  • Critical writing
  • Critical appraisal (for Health students)
  • Academic writing: an introduction
  • Reflective writing

Using material on this page


 Critical thinking - what it is and why it matters

What does it mean to be a critical student? This basic workshop will introduce you to the key aspects of critical thinking:

  • the main components of an argument
  • what makes an argument succeed or fail
  • identifying supporting evidence
  • recognising the most reliable research


This session is aimed at undergraduates but is suitable for any level of study.

                student thinking

Forthcoming Workshops

The workshops are on the following dates and times:


Date Time Room
Thursday 1st March 2018 12:00 - 13:00 T2.07

There's no need to book - just come along

If you need any adjustments to fully access this session, please contact in advance

What is Critical Thinking?

View the following introduction to critical thinking, which comes from the University of Leicester.

What students said about this workshop

 "It was very clear and the session was given very well – enjoyed it"

"Gave a good insight into what I don’t do but need to! Showed the need to drill right into an article rather than accepting on face value.

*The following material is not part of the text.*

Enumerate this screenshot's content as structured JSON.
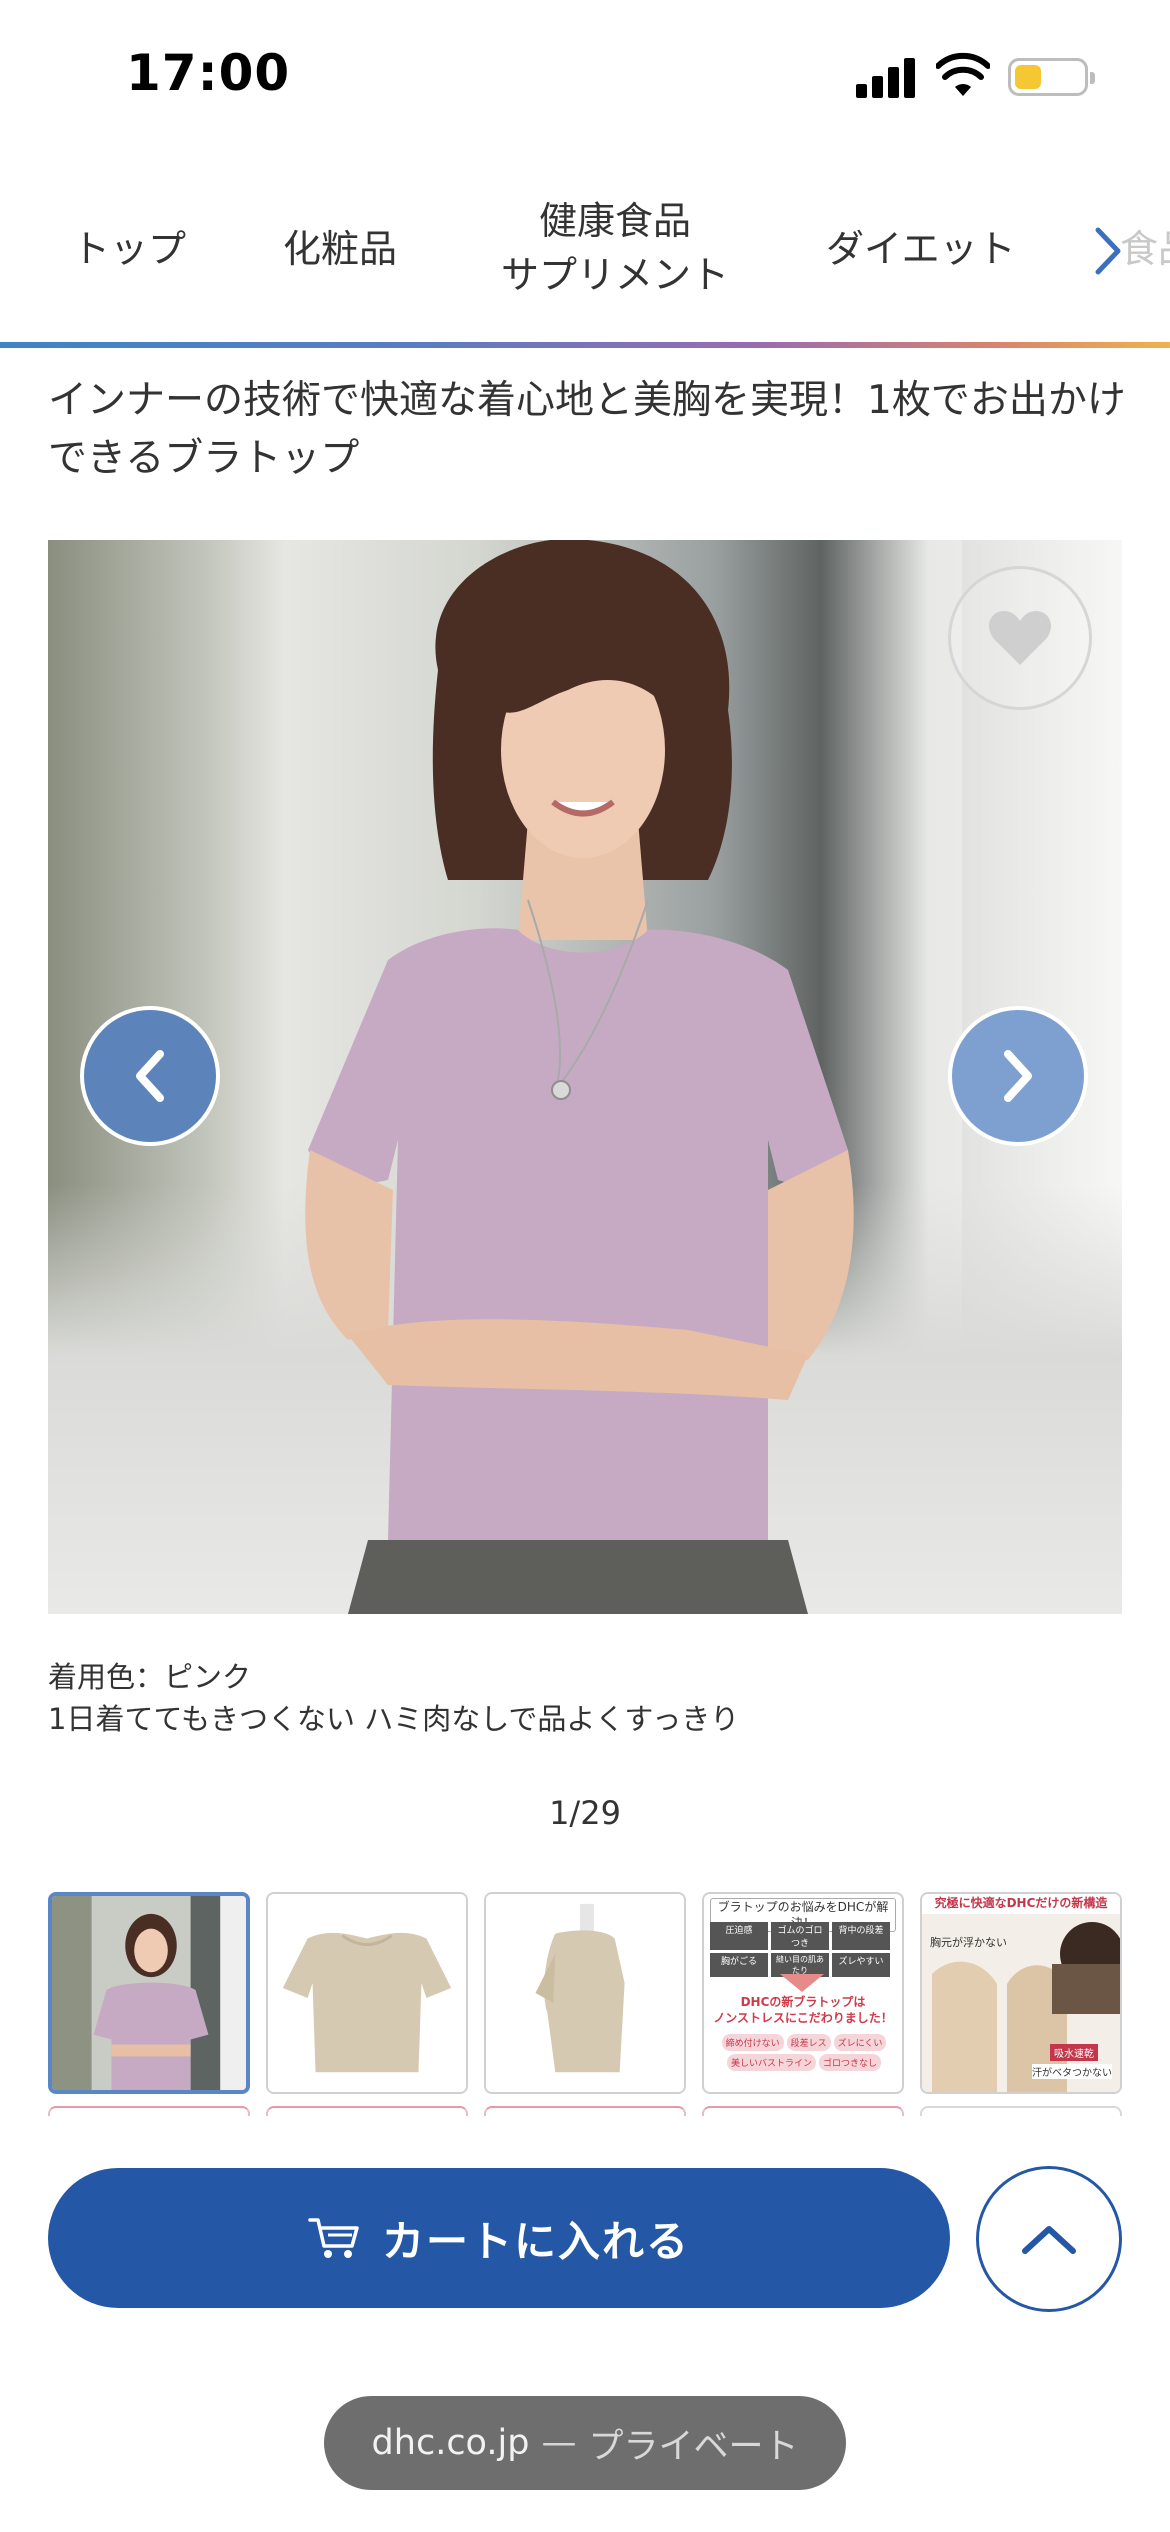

A good session would recommend.  Well done!."

"Very useful. Interesting. Clear / logical. Clips and combination of media used excellent to explain critical thinking."

"It made me think about critical reading and how it is linked to critical writing.  Also it made me think about ‘real’ evidence rather than just my own thoughts / opinions."

"Made me realise how little I am critical about the sources I use.  I realised how difficult being critical is."

Further Reading